“We do not have a problem with people who want to watch and see while keeping their medical aids. Perhaps in five or 10 years’ time, they will say: ‘There is no need for my medical aid. I can’t double-dip and pay this side and pay that side. I may as well contribute once because, by law, I’m contributing to the fund and getting the same service.’ That’s how we envisage it will go,” he said.
In a wide-ranging interview, Dhlomo said he couldn’t rule out that the NHI Fund – which will be billions of rands deep – wouldn’t be looted.
“I can’t foretell that people won’t come in and do wrong things in any institution. If you were to ask me: ‘Is there any fraud in your government hospitals?’ I would say I don’t know, because somewhere there may be no fraud, but somewhere else there may be.
“National treasury is going to come in here. We in health, as service providers, together with the private sector admin, will work very closely with national treasury in the administration of the funds.
But you are right, anything that has anything to do with money, people might have a temptation to really do this, that and the other.Sibongiseni Dhlomo
“But you are right, anything that has anything to do with money, people might have a temptation to really do this, that and the other. I just hope and pray that there is going to be proper accounting for monies by those who will be tasked.
“From where I’m sitting, as a health activist, I have this passion for an NHI, for universal health access for all South Africans – quality and at no cost to them. As to people how they will package and manage this support is something that we hope will be administered free of corruption. But I can’t guarantee you and give you that upfront,” he said.
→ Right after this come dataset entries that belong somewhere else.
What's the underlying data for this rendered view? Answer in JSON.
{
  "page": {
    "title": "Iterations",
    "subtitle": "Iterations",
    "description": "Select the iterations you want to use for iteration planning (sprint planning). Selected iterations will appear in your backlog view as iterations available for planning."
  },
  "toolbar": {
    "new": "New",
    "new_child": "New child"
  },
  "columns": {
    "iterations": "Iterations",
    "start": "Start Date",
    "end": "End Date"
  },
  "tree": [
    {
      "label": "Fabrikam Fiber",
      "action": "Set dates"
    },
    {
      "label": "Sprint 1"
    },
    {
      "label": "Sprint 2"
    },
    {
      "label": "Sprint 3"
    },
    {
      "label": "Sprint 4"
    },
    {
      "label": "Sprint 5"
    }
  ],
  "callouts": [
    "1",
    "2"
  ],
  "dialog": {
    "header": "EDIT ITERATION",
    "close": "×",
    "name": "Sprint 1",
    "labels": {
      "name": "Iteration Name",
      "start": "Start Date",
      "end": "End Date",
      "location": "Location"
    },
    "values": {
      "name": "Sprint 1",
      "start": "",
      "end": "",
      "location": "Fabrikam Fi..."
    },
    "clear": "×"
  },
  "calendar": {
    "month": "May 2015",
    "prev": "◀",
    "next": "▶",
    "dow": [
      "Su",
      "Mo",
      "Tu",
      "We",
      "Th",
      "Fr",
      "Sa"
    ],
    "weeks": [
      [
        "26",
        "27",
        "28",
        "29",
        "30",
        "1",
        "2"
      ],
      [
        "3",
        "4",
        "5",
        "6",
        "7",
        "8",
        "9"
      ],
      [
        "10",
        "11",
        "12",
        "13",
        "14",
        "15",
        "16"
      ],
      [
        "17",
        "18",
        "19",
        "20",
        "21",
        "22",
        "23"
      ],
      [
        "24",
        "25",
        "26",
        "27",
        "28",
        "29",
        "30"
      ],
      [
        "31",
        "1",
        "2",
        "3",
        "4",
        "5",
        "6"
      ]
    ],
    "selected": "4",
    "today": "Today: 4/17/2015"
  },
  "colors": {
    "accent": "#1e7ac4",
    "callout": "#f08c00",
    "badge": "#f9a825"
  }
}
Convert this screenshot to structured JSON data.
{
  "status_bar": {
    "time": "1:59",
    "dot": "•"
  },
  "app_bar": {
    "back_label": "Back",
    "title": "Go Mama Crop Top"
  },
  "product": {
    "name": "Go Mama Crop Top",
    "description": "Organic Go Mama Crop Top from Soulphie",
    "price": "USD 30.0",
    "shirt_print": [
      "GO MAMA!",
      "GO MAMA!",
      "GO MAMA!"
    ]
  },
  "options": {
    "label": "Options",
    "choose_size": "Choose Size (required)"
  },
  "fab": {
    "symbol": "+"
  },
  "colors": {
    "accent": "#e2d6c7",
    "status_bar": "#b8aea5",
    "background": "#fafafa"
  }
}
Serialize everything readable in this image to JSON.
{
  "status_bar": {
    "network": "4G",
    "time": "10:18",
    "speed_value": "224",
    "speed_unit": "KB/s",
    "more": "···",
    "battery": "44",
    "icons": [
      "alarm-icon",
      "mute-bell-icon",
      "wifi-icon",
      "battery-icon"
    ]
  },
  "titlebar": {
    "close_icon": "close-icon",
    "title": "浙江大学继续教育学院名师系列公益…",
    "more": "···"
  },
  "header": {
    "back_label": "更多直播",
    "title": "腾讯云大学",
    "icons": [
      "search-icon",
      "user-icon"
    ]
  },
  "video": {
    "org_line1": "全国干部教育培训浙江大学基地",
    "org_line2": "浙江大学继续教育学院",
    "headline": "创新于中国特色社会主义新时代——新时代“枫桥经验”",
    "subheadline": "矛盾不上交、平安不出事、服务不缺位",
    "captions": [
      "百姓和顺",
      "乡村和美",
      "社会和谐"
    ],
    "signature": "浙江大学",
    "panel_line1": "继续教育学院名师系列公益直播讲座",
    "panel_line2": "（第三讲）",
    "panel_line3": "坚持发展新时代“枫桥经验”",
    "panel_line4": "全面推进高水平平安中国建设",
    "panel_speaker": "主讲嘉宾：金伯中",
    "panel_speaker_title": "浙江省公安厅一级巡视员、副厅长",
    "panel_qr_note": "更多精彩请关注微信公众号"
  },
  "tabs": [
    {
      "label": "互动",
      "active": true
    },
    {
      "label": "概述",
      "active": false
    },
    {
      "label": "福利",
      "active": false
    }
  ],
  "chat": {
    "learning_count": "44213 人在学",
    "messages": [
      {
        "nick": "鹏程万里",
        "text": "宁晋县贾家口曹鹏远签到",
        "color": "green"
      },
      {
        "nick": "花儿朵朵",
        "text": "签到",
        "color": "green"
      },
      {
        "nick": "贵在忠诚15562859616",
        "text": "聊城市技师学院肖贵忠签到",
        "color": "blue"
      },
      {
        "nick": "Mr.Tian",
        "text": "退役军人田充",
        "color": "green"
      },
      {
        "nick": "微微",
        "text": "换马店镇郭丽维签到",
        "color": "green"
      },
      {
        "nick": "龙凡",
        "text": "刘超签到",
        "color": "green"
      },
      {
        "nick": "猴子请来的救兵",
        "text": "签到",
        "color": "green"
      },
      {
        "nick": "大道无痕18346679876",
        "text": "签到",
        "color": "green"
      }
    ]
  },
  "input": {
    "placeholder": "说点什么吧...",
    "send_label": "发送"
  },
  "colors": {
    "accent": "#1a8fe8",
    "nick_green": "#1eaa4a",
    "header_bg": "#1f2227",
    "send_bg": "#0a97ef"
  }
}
Dhlomo also revealed that he was not entirely confident that the deadline of 2026 for the bill to come into effect will be met. In his mind, it might take a little bit longer than the envisaged seven years.
“The objective of getting everyone to access health, quality health, is the main objective. We don’t underestimate the challenges we might face getting there.
“But as we put a target and assess, by 2023, by 2026, how far we have gone. All we are actually determining is that we shall put NHI, and it will be on an incremental and staggered manner. We are saying, it can’t be a ‘bing bang boom’. By 2026, we might have moved quite far, but we may not be surprised if we have not completely done it,” he said.
While he said 2026 was still “the wish”, Dhlomo said some of the other countries that had gone the universal health care route “took up to 20 years” to get it in place.
“But the most important thing is to make the first step and to assess yourself as you go along. I may not be disappointed, so much, if by 2026 we have not really had a matured NHI, but if we’ve moved a bit,” he said.
Asked if taxing the population was the way to go in funding the NHI, Dhlomo was emphatic.
“The crude answer is ‘yes’, in the principle of social solidarity,” he said, describing NHI as a “noble cause”.
He said the universal health care would create the “high possibility of improving life expectancy”, improve “quality of life” and “improve access for citizens who otherwise never thought that health was actually a public good”.
“It’s also an opportunity for some of us to improve on the principle of social solidarity,” he added.
And, make no mistake, NHI is on its way.
“My biggest take is to borrow from the Chinese idiom that says a journey of a thousand miles starts with the first step. As South Africans, we are ready to take the first step. I may not be able to tell we’ll get to the 1,000 miles end, but I’m so optimistic that the challenges that we’re going to meet along the way will tell us that we’ve moved from the first step. That’s what keeps me going,” he said.